- Principle & Interest: The principle is the portion of the funds that will balance your mortgage, while interest is what the mortgagor charges to borrow from the original loan. As a borrower, you typically have the option to make an additional Principle payment each time you make your monthly mortgage. Doing this will help eliminate the balance down and save you interest throughout the loan’s life.
- Taxes: Mortgage lenders will calculate your estimated county tax for the subject property. Each state/county may have its own tax percentages, including potential fees associated with county development called mello roos. These fees can increase the tax liability for a borrower. Buying your dream home without considering mello roos costs can potentially disqualify your eligibility to purchase the home. Therefore, it would be a good idea to get in touch with a seasoned lender to determine whether a property you are interested in can meet your eligible tax liabilities to qualify for a loan. And see if you qualify with an additional cost outside the standard tax rate.

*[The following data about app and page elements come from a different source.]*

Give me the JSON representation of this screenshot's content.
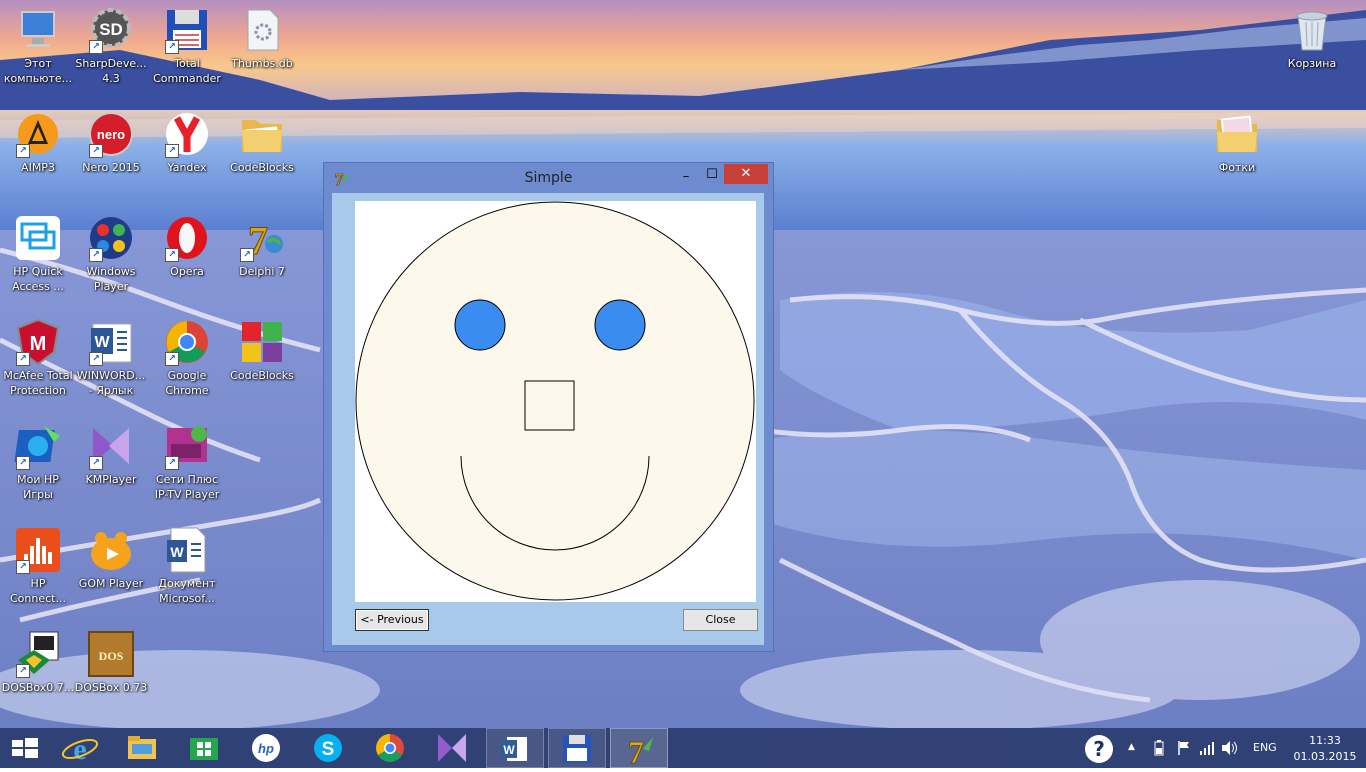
{
  "desktop_icons": {
    "computer": "Этот\nкомпьюте...",
    "sharpdevelop": "SharpDeve...\n4.3",
    "total_commander": "Total\nCommander",
    "thumbs": "Thumbs.db",
    "recycle_bin": "Корзина",
    "aimp": "AIMP3",
    "nero": "Nero 2015",
    "yandex": "Yandex",
    "codeblocks_folder": "CodeBlocks",
    "photos": "Фотки",
    "hp_quick": "HP Quick\nAccess ...",
    "windows_player": "Windows\nPlayer",
    "opera": "Opera",
    "delphi": "Delphi 7",
    "mcafee": "McAfee Total\nProtection",
    "winword": "WINWORD...\n- Ярлык",
    "chrome": "Google\nChrome",
    "codeblocks": "CodeBlocks",
    "hp_games": "Мои HP\nИгры",
    "kmplayer": "KMPlayer",
    "iptv": "Сети Плюс\nIP-TV Player",
    "hp_connect": "HP\nConnect...",
    "gom": "GOM Player",
    "document": "Документ\nMicrosof...",
    "dosbox_short": "DOSBox0.7...",
    "dosbox": "DOSBox 0.73"
  },
  "window": {
    "title": "Simple",
    "minimize": "–",
    "maximize": "☐",
    "close_glyph": "✕",
    "prev_button": "<- Previous",
    "close_button": "Close"
  },
  "drawing": {
    "face_fill": "#fdf8ec",
    "eye_fill": "#3a8cf0",
    "stroke": "#000000"
  },
  "taskbar": {
    "lang": "ENG",
    "time": "11:33",
    "date": "01.03.2015",
    "help_glyph": "?",
    "tray_arrow": "▲"
  },
  "icons": {
    "ie": "e",
    "hp": "hp",
    "skype": "S",
    "word": "W",
    "sharpdevelop": "SD",
    "nero": "nero",
    "mcafee": "M",
    "dosbox": "DOS"
  }
}
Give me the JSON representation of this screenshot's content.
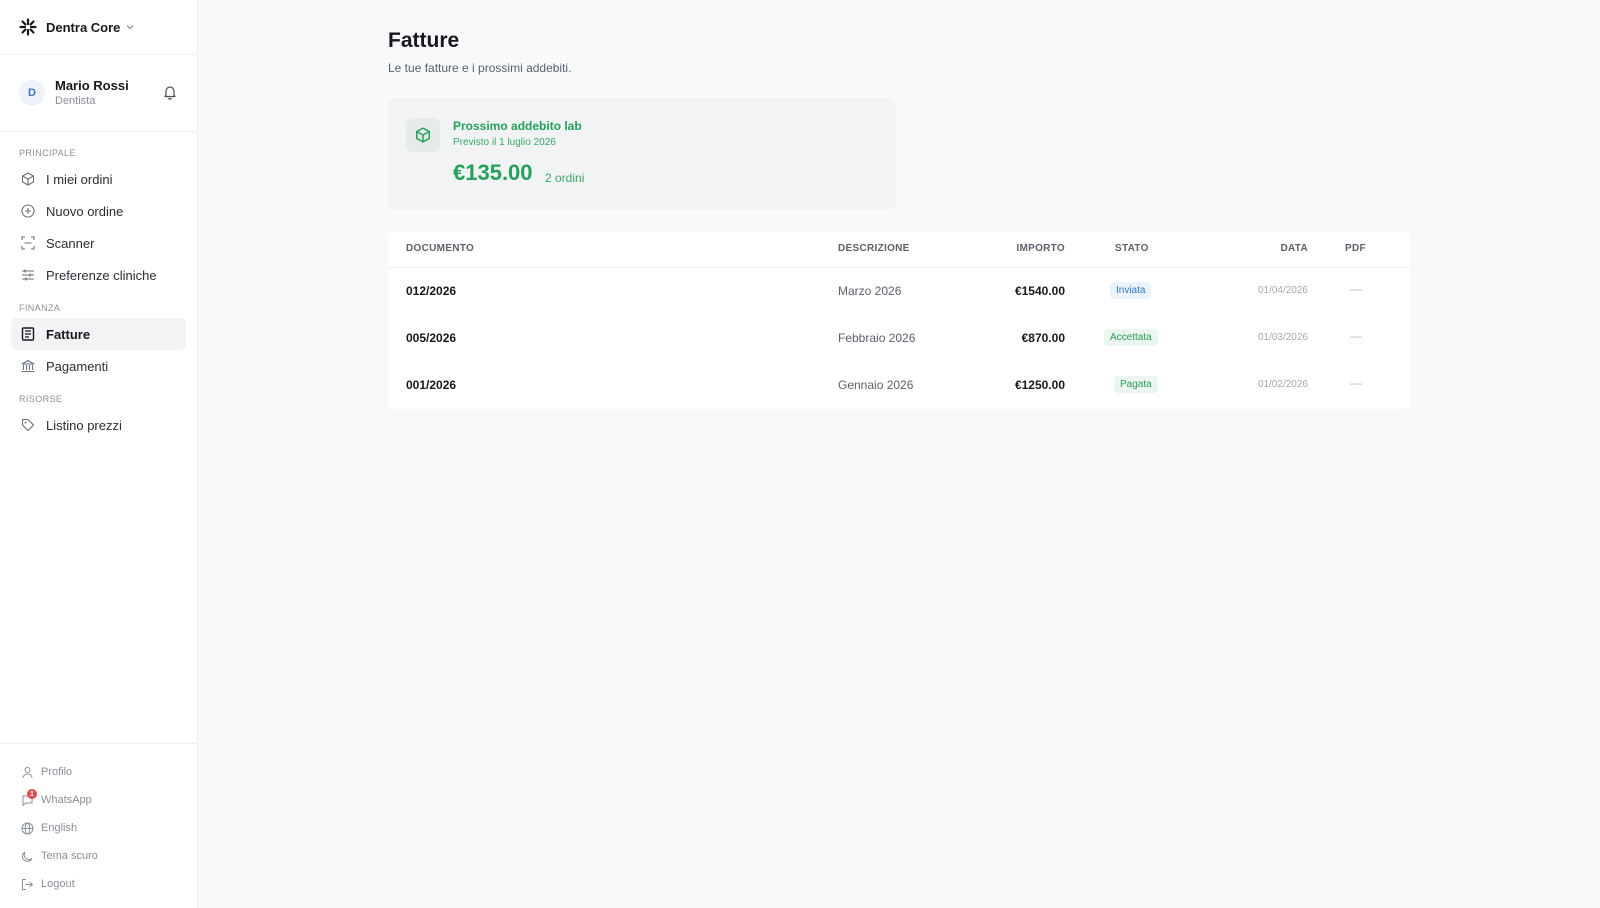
{
  "app": {
    "brand": "Dentra Core"
  },
  "user": {
    "initial": "D",
    "name": "Mario Rossi",
    "role": "Dentista"
  },
  "sidebar": {
    "sections": [
      {
        "label": "PRINCIPALE"
      },
      {
        "label": "FINANZA"
      },
      {
        "label": "RISORSE"
      }
    ],
    "items": [
      {
        "label": "I miei ordini",
        "icon": "box-icon"
      },
      {
        "label": "Nuovo ordine",
        "icon": "plus-circle-icon"
      },
      {
        "label": "Scanner",
        "icon": "scan-icon"
      },
      {
        "label": "Preferenze cliniche",
        "icon": "sliders-icon"
      },
      {
        "label": "Fatture",
        "icon": "invoice-icon",
        "active": true
      },
      {
        "label": "Pagamenti",
        "icon": "bank-icon"
      },
      {
        "label": "Listino prezzi",
        "icon": "tag-icon"
      }
    ],
    "bottom": [
      {
        "label": "Profilo",
        "icon": "user-icon"
      },
      {
        "label": "WhatsApp",
        "icon": "whatsapp-icon",
        "badge": "1"
      },
      {
        "label": "English",
        "icon": "globe-icon"
      },
      {
        "label": "Tema scuro",
        "icon": "moon-icon"
      },
      {
        "label": "Logout",
        "icon": "logout-icon"
      }
    ]
  },
  "page": {
    "title": "Fatture",
    "subtitle": "Le tue fatture e i prossimi addebiti."
  },
  "charge": {
    "title": "Prossimo addebito lab",
    "subtitle": "Previsto il 1 luglio 2026",
    "amount": "€135.00",
    "count": "2 ordini"
  },
  "table": {
    "headers": {
      "document": "DOCUMENTO",
      "description": "DESCRIZIONE",
      "amount": "IMPORTO",
      "status": "STATO",
      "date": "DATA",
      "pdf": "PDF"
    },
    "rows": [
      {
        "document": "012/2026",
        "description": "Marzo 2026",
        "amount": "€1540.00",
        "status": "Inviata",
        "date": "01/04/2026",
        "pdf": "—"
      },
      {
        "document": "005/2026",
        "description": "Febbraio 2026",
        "amount": "€870.00",
        "status": "Accettata",
        "date": "01/03/2026",
        "pdf": "—"
      },
      {
        "document": "001/2026",
        "description": "Gennaio 2026",
        "amount": "€1250.00",
        "status": "Pagata",
        "date": "01/02/2026",
        "pdf": "—"
      }
    ]
  },
  "colors": {
    "accent_green": "#25a05a",
    "status_blue": "#3277c4",
    "badge_red": "#e5484d"
  }
}
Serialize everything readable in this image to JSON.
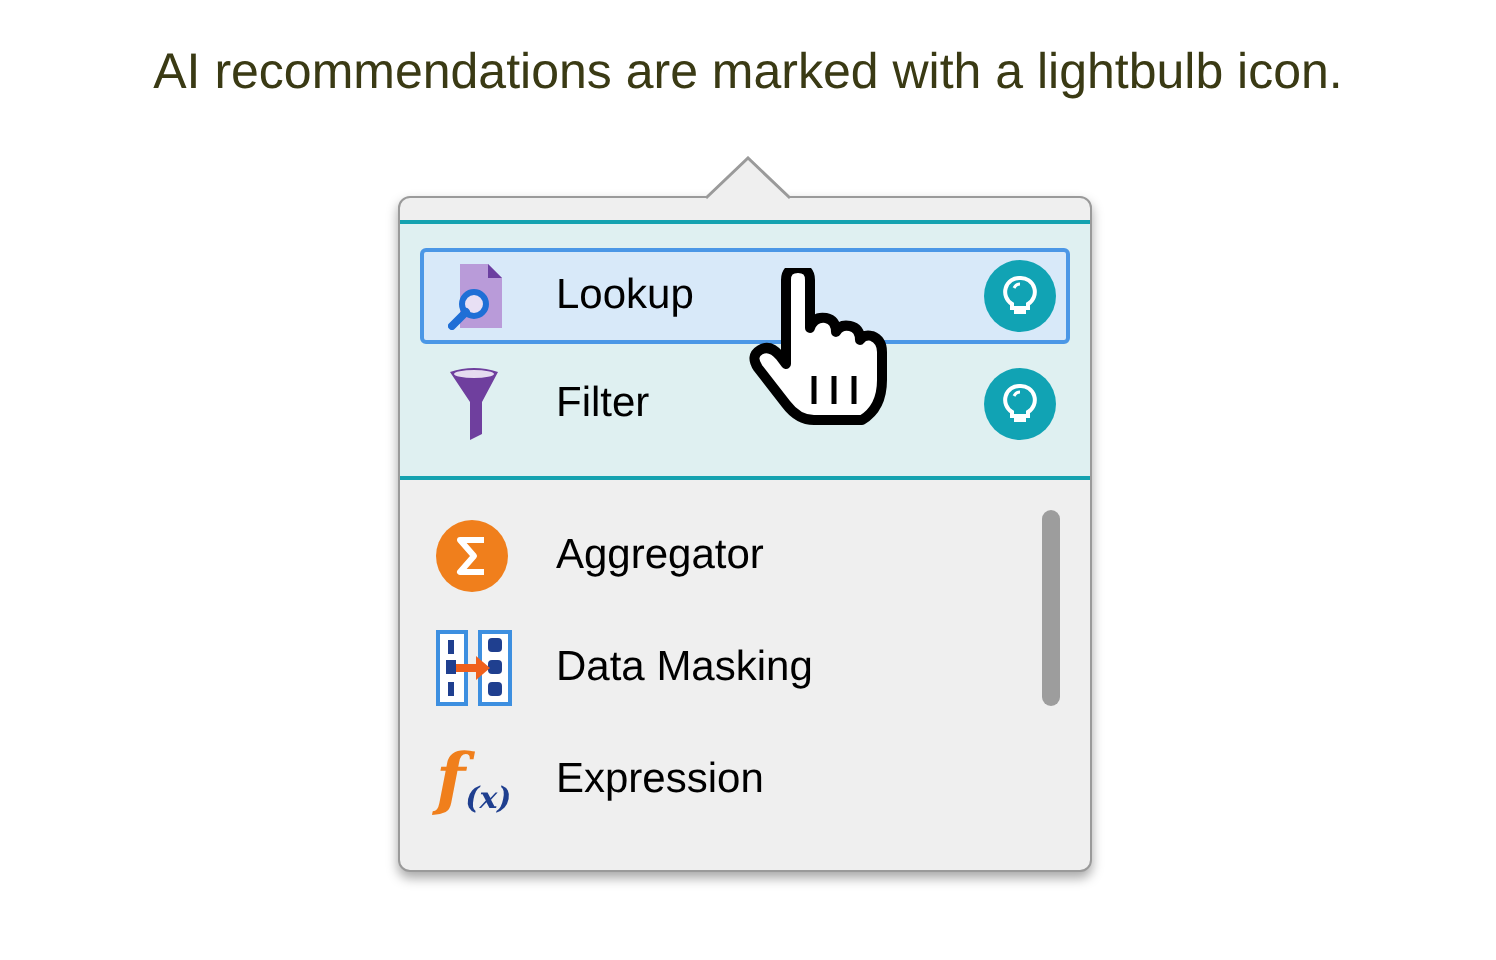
{
  "caption": "AI recommendations are marked with a lightbulb icon.",
  "recommended": [
    {
      "label": "Lookup",
      "selected": true
    },
    {
      "label": "Filter",
      "selected": false
    }
  ],
  "items": [
    {
      "label": "Aggregator"
    },
    {
      "label": "Data Masking"
    },
    {
      "label": "Expression",
      "icon_glyph": "f",
      "icon_sub": "(x)"
    }
  ]
}
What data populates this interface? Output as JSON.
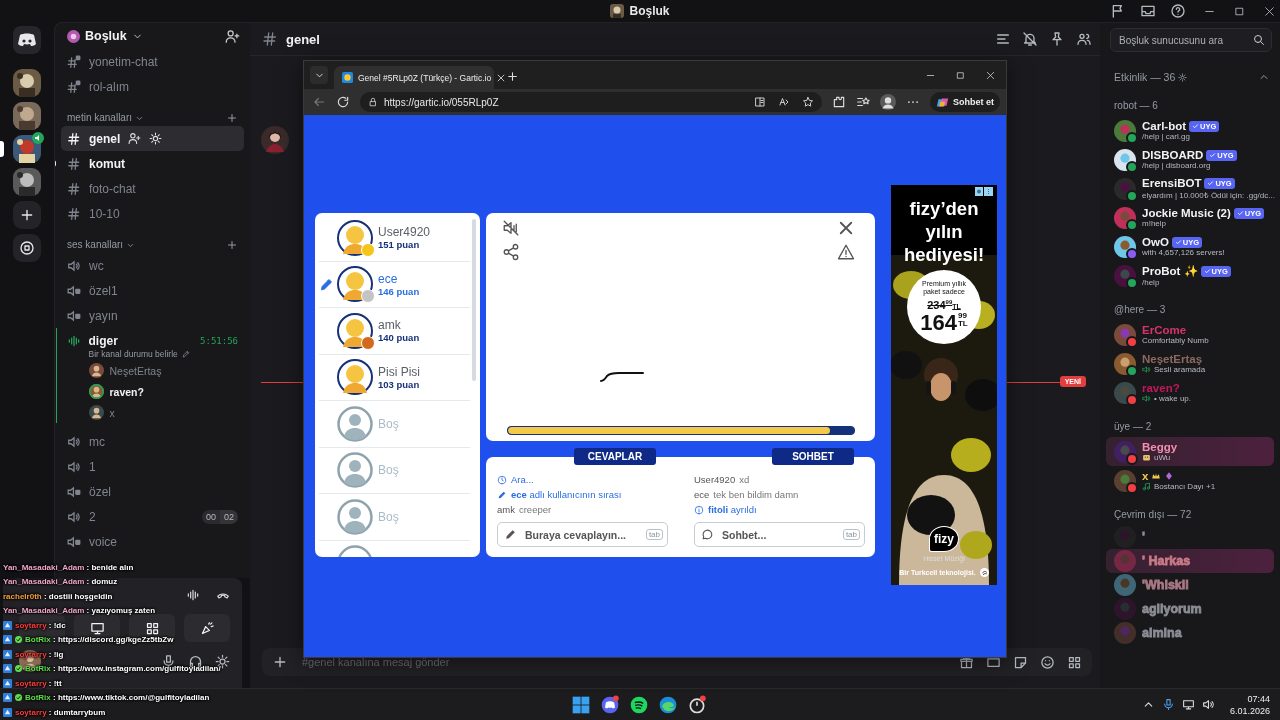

- Insurances: Your home insurance and potential mortgage insurance are also calculated into your loan payment. Home insurance can vary in price from company to company, but the good part is that you can shop for this cost. Mortgage insurance (MI) may be included in your loan if you do not put in a 20% down payment. Each loan type has its own different costs associated with mortgage insurance. Don’t worry though, if you do not have 20% to put down on a home. If you qualify for a conventional mortgage, it is possible to have your MI removed once your home reaches 80% loan to value (LTV) or less.
- Potential Additional Costs: Lastly, if you are purchasing a Condominium or a Town House / Planned Unit Development (PUD), you will likely have association fees included in the cost of your overall mortgage liabilities. Please know that this is not typically included in your mortgage payment, but each lender must use this cost to determine your eligibility for qualification.
Finally, while there are mortgage calculators online, these tools only provide an estimate and do not substitute for the actual cost associated with your mortgage payment. Therefore, it is advised to get in touch with a seasoned lender that can help you determine the most accurate costs associated with your future home purchase or refinance.
-David Coronado at All Western Mortgage
To read the full article, which includes more information about mortgage payments, mortgage taxes and insurance, and more, click here.
On the House blog posts are meant to provide general information on various housing-related issues, research and programs. We are not liable for any errors or inaccuracies in the information provided by blog sources. Furthermore, this blog is not legal advice and should not be used as a substitute for legal advice from a licensed professional attorney.